Saved entries -
==============================

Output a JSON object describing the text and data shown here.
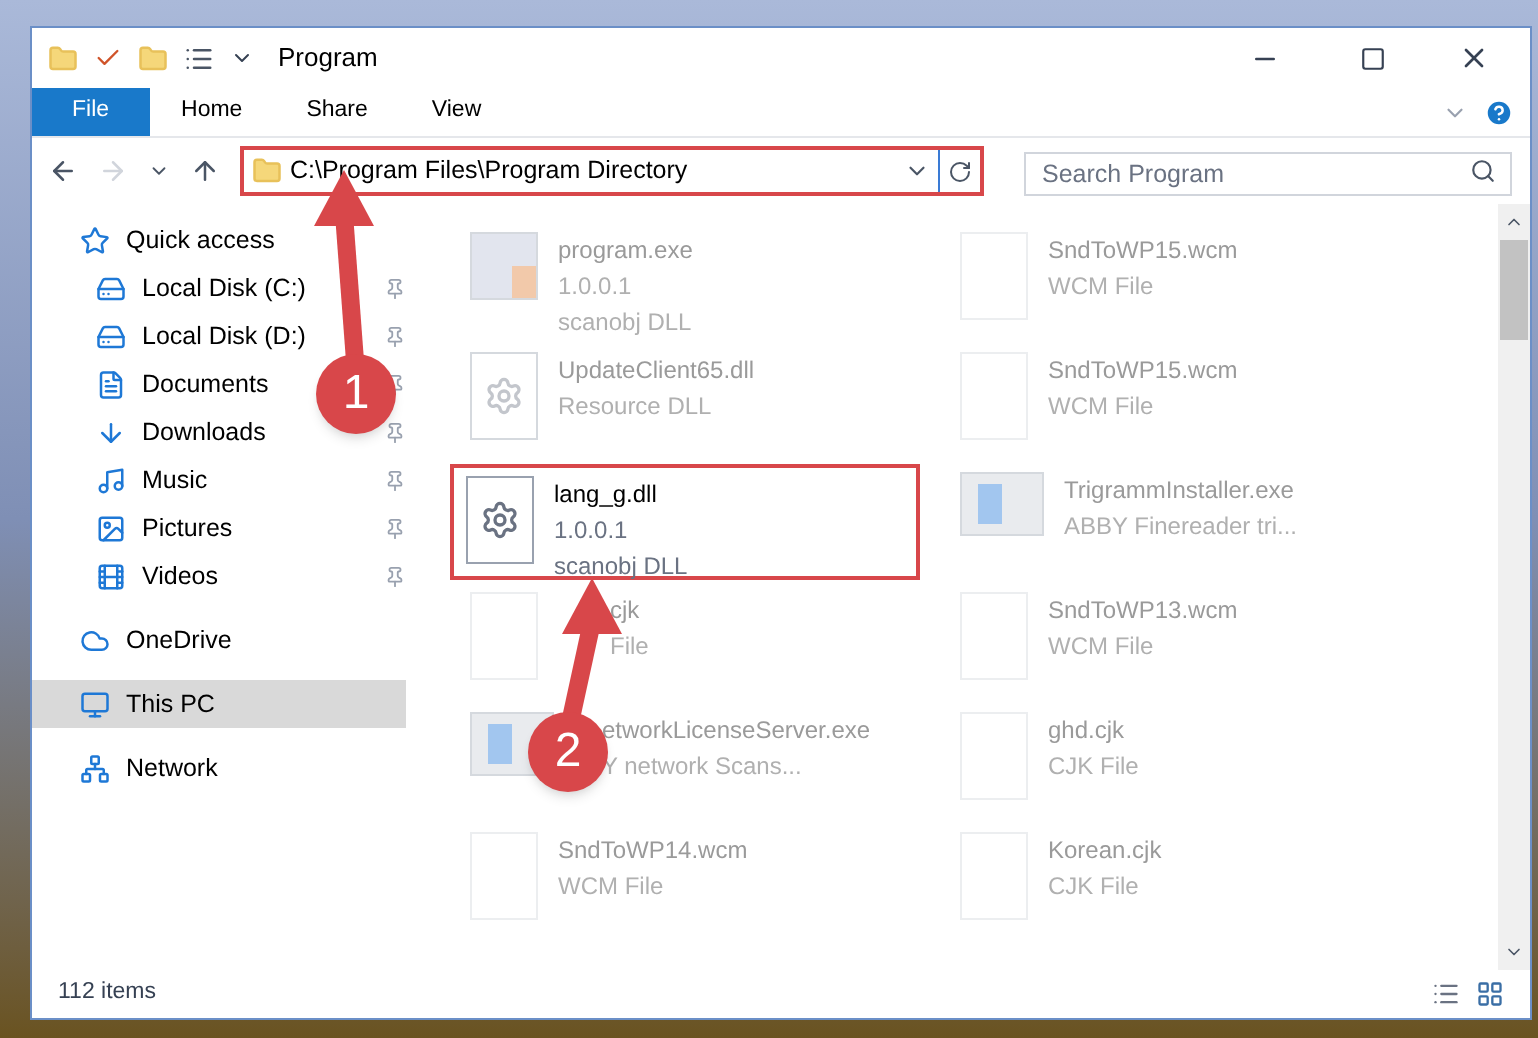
{
  "window": {
    "title": "Program"
  },
  "ribbon": {
    "tabs": [
      {
        "label": "File",
        "selected": true
      },
      {
        "label": "Home",
        "selected": false
      },
      {
        "label": "Share",
        "selected": false
      },
      {
        "label": "View",
        "selected": false
      }
    ]
  },
  "address": {
    "path": "C:\\Program Files\\Program Directory"
  },
  "search": {
    "placeholder": "Search Program"
  },
  "sidebar": {
    "items": [
      {
        "label": "Quick access",
        "selected": false,
        "children": [
          {
            "label": "Local Disk (C:)",
            "pinned": true,
            "selected": false
          },
          {
            "label": "Local Disk (D:)",
            "pinned": true,
            "selected": false
          },
          {
            "label": "Documents",
            "pinned": true,
            "selected": false
          },
          {
            "label": "Downloads",
            "pinned": true,
            "selected": false
          },
          {
            "label": "Music",
            "pinned": true,
            "selected": false
          },
          {
            "label": "Pictures",
            "pinned": true,
            "selected": false
          },
          {
            "label": "Videos",
            "pinned": true,
            "selected": false
          }
        ]
      },
      {
        "label": "OneDrive",
        "selected": false
      },
      {
        "label": "This PC",
        "selected": true
      },
      {
        "label": "Network",
        "selected": false
      }
    ]
  },
  "files": [
    {
      "kind": "exe",
      "name": "program.exe",
      "details": [
        "1.0.0.1",
        "scanobj DLL"
      ],
      "highlighted": false
    },
    {
      "kind": "file",
      "name": "SndToWP15.wcm",
      "details": [
        "WCM File"
      ],
      "highlighted": false
    },
    {
      "kind": "dll",
      "name": "UpdateClient65.dll",
      "details": [
        "Resource DLL"
      ],
      "highlighted": false
    },
    {
      "kind": "file",
      "name": "SndToWP15.wcm",
      "details": [
        "WCM File"
      ],
      "highlighted": false
    },
    {
      "kind": "dll",
      "name": "lang_g.dll",
      "details": [
        "1.0.0.1",
        "scanobj DLL"
      ],
      "highlighted": true
    },
    {
      "kind": "setup",
      "name": "TrigrammInstaller.exe",
      "details": [
        "ABBY Finereader tri..."
      ],
      "highlighted": false
    },
    {
      "kind": "file",
      "name": "cjk",
      "details": [
        "File"
      ],
      "highlighted": false
    },
    {
      "kind": "file",
      "name": "SndToWP13.wcm",
      "details": [
        "WCM File"
      ],
      "highlighted": false
    },
    {
      "kind": "setup",
      "name": "etworkLicenseServer.exe",
      "details": [
        "Y network Scans..."
      ],
      "highlighted": false
    },
    {
      "kind": "file",
      "name": "ghd.cjk",
      "details": [
        "CJK File"
      ],
      "highlighted": false
    },
    {
      "kind": "file",
      "name": "SndToWP14.wcm",
      "details": [
        "WCM File"
      ],
      "highlighted": false
    },
    {
      "kind": "file",
      "name": "Korean.cjk",
      "details": [
        "CJK File"
      ],
      "highlighted": false
    }
  ],
  "status_bar": {
    "count": "112 items"
  },
  "annotations": [
    {
      "label": "1"
    },
    {
      "label": "2"
    }
  ]
}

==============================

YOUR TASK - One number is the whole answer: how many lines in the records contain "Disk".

EXERCISE SOLUTION - 2